[Dataset rows describing interfaces]
---*---
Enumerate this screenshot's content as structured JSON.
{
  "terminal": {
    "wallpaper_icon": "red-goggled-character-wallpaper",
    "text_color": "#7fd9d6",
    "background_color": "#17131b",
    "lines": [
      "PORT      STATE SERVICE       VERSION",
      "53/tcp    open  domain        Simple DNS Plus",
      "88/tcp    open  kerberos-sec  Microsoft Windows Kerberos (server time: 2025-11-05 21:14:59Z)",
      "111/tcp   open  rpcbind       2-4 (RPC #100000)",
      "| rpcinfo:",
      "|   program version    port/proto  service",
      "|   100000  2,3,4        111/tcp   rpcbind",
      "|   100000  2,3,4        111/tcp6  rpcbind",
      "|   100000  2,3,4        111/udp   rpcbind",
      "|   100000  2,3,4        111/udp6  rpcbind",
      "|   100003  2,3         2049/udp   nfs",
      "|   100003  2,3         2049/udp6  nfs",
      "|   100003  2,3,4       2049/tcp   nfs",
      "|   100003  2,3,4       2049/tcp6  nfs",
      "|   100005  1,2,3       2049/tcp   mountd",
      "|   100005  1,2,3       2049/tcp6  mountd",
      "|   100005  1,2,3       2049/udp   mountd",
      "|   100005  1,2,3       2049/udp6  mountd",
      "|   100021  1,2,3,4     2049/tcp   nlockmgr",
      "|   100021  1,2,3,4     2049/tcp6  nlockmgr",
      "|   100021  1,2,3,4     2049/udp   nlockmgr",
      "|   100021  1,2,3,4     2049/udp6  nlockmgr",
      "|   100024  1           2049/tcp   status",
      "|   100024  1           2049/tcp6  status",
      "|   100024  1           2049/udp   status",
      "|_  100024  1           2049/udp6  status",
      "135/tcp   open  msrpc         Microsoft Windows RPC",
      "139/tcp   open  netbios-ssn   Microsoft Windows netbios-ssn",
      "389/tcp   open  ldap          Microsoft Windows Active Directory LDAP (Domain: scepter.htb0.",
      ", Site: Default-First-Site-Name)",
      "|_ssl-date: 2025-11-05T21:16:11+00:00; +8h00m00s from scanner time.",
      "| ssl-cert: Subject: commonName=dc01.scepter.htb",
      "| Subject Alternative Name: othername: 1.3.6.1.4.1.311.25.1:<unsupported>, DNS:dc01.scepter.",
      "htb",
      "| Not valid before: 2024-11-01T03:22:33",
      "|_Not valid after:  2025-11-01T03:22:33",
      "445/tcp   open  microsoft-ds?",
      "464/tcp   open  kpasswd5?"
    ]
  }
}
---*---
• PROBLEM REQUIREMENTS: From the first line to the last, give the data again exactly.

• RESPONSE TO THIS TASK:
Enumerate this screenshot's content as structured JSON.
{
  "terminal": {
    "wallpaper_icon": "red-goggled-character-wallpaper",
    "text_color": "#7fd9d6",
    "background_color": "#17131b",
    "lines": [
      "PORT      STATE SERVICE       VERSION",
      "53/tcp    open  domain        Simple DNS Plus",
      "88/tcp    open  kerberos-sec  Microsoft Windows Kerberos (server time: 2025-11-05 21:14:59Z)",
      "111/tcp   open  rpcbind       2-4 (RPC #100000)",
      "| rpcinfo:",
      "|   program version    port/proto  service",
      "|   100000  2,3,4        111/tcp   rpcbind",
      "|   100000  2,3,4        111/tcp6  rpcbind",
      "|   100000  2,3,4        111/udp   rpcbind",
      "|   100000  2,3,4        111/udp6  rpcbind",
      "|   100003  2,3         2049/udp   nfs",
      "|   100003  2,3         2049/udp6  nfs",
      "|   100003  2,3,4       2049/tcp   nfs",
      "|   100003  2,3,4       2049/tcp6  nfs",
      "|   100005  1,2,3       2049/tcp   mountd",
      "|   100005  1,2,3       2049/tcp6  mountd",
      "|   100005  1,2,3       2049/udp   mountd",
      "|   100005  1,2,3       2049/udp6  mountd",
      "|   100021  1,2,3,4     2049/tcp   nlockmgr",
      "|   100021  1,2,3,4     2049/tcp6  nlockmgr",
      "|   100021  1,2,3,4     2049/udp   nlockmgr",
      "|   100021  1,2,3,4     2049/udp6  nlockmgr",
      "|   100024  1           2049/tcp   status",
      "|   100024  1           2049/tcp6  status",
      "|   100024  1           2049/udp   status",
      "|_  100024  1           2049/udp6  status",
      "135/tcp   open  msrpc         Microsoft Windows RPC",
      "139/tcp   open  netbios-ssn   Microsoft Windows netbios-ssn",
      "389/tcp   open  ldap          Microsoft Windows Active Directory LDAP (Domain: scepter.htb0.",
      ", Site: Default-First-Site-Name)",
      "|_ssl-date: 2025-11-05T21:16:11+00:00; +8h00m00s from scanner time.",
      "| ssl-cert: Subject: commonName=dc01.scepter.htb",
      "| Subject Alternative Name: othername: 1.3.6.1.4.1.311.25.1:<unsupported>, DNS:dc01.scepter.",
      "htb",
      "| Not valid before: 2024-11-01T03:22:33",
      "|_Not valid after:  2025-11-01T03:22:33",
      "445/tcp   open  microsoft-ds?",
      "464/tcp   open  kpasswd5?"
    ]
  }
}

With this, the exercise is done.